The “new dawn” that Ms Aung Sang Suu Kyi had seen for Myanmar last May, after her release from house arrest, has long since become the common day. Myanmar’s icon of democracy is back in “protective custody” again. With her are 17 officials of her party, the National League for Democracy, including its vice chairman, Mr U Tin Oo. It is now feared that both Ms Suu Kyi and Mr Tin Oo may be suffering from injuries. Ms Suu Kyi had spent the last month touring north and central Burma, attracting enthusiastic popular support with her indomitable eloquence. Exactly a year into her “freedom”, the junta has caught up with her again. The government has taken her in, after what appears to be a got-up clash between the NLD and the Union Solidarity Development Association, a regime-sponsored body that has increasingly taken on a paramilitary character. On the day of her arrest, Ms Suu Kyi had publicly tried to rally her people against the “injustice and one-sided bullying” of the military regime, under the ironically named State Peace and Development Council. “Truth is strength,” she had declared to that gathering, “but strength is not truth.” The NLD’s goal remains that beleaguered thing, democracy, which she understands to be “a system for rights, safety and freedom”.
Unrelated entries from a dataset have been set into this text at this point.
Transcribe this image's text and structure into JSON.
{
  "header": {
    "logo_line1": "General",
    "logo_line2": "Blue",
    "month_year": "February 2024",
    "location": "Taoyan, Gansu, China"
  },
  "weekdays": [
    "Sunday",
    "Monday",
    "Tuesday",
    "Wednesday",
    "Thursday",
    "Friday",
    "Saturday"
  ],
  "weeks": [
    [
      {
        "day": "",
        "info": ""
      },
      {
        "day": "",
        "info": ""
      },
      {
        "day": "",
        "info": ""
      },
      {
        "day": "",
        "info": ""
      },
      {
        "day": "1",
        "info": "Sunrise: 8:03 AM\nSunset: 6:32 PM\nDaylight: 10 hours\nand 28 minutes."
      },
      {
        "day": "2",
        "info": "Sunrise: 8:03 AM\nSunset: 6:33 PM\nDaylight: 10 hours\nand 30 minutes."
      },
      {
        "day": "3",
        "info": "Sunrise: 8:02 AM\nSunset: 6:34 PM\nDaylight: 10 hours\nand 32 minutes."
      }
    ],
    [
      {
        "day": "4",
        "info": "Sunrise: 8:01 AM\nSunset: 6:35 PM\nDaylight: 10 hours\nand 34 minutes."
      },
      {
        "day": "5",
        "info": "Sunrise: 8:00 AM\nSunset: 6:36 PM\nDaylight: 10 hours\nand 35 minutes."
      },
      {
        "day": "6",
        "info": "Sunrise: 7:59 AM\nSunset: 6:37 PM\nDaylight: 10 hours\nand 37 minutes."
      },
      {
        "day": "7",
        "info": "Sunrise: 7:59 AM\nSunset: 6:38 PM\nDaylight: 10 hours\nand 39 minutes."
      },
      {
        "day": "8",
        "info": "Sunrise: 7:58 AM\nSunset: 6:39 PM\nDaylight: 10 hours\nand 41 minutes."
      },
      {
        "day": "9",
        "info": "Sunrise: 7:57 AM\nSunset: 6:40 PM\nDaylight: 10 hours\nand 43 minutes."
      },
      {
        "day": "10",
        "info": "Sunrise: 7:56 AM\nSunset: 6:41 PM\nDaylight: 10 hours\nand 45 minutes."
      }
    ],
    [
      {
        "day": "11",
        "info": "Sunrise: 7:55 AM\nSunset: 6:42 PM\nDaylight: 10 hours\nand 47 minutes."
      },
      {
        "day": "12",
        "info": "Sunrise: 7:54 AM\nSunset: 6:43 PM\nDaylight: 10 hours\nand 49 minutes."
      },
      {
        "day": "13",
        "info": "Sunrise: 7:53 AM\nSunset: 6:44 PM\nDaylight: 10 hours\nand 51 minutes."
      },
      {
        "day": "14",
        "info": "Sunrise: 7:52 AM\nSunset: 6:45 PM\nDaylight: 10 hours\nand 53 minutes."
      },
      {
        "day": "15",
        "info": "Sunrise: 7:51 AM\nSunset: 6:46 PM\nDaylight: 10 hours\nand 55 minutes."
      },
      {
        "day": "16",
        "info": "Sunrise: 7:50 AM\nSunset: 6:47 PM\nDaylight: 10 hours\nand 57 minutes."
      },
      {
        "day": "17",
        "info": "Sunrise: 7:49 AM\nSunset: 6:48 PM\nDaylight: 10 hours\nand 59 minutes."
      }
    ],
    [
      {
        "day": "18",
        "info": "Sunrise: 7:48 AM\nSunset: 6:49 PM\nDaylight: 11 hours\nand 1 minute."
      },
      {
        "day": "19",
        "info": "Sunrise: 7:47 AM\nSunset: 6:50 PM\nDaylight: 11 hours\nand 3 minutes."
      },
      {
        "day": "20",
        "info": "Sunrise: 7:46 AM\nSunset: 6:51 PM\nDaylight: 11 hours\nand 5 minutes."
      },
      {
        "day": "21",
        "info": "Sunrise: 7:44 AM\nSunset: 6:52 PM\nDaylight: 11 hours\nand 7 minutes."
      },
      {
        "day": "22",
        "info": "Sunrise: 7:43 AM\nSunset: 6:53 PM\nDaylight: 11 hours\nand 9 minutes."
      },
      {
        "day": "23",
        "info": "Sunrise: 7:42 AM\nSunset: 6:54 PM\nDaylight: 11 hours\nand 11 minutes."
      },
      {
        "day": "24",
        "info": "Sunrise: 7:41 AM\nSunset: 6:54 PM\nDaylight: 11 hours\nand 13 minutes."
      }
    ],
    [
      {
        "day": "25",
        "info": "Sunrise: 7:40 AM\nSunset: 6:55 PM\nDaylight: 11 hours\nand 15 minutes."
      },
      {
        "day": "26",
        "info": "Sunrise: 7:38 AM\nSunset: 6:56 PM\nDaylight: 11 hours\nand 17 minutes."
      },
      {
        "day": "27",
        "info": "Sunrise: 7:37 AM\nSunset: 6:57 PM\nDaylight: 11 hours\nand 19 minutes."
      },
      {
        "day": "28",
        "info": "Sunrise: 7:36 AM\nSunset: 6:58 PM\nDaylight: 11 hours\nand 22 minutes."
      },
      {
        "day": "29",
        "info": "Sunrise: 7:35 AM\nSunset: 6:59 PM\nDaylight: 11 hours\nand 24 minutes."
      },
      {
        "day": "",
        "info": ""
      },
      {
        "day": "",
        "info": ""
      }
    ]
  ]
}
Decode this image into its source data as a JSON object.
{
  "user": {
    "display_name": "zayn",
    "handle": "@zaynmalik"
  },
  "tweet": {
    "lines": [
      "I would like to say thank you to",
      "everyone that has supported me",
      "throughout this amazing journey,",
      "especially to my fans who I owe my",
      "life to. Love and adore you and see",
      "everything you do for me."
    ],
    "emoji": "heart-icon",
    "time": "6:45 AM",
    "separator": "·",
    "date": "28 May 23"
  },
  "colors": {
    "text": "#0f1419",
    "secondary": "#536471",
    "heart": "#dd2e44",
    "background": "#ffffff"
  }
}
None of these exists in Myanmar today. Colleges and universities were completely shut down by the government, in an attempt to break the back of the student-led activism for democracy. But these have partially opened on the eve of the visit of the United Nations envoy. Mr Razali Ismail, who had overseen the earlier talks between Ms Suu Kyi and the general, will demand her release and the government’s commitment to a “genuine process of national reconciliation”. As new sanctions against Myanmar are being pondered by the United States of America, it might be recalled that Myanmar is a resource-rich country which suffers from abject rural poverty and serious macroeconomic imbalances, in spite of the military regime’s attempts to liberalize the economy since the Nineties. There have been repeated violence against Muslims, sometimes led by robed Buddhist monks; there are still more than a thousand political prisoners, victims of the worst kinds of human rights abuse; and the size of the black market and illegal border trade is twice the official economy. Myanmar remains the world’s second largest producer of illicit opium, and has the largest number of child soldiers in the world in its national army and opposition outfits. It is a testimony to Ms Suu Kyi’s mettle that she can still make democracy sound like a possibility in this ravaged nation, just across a border from India.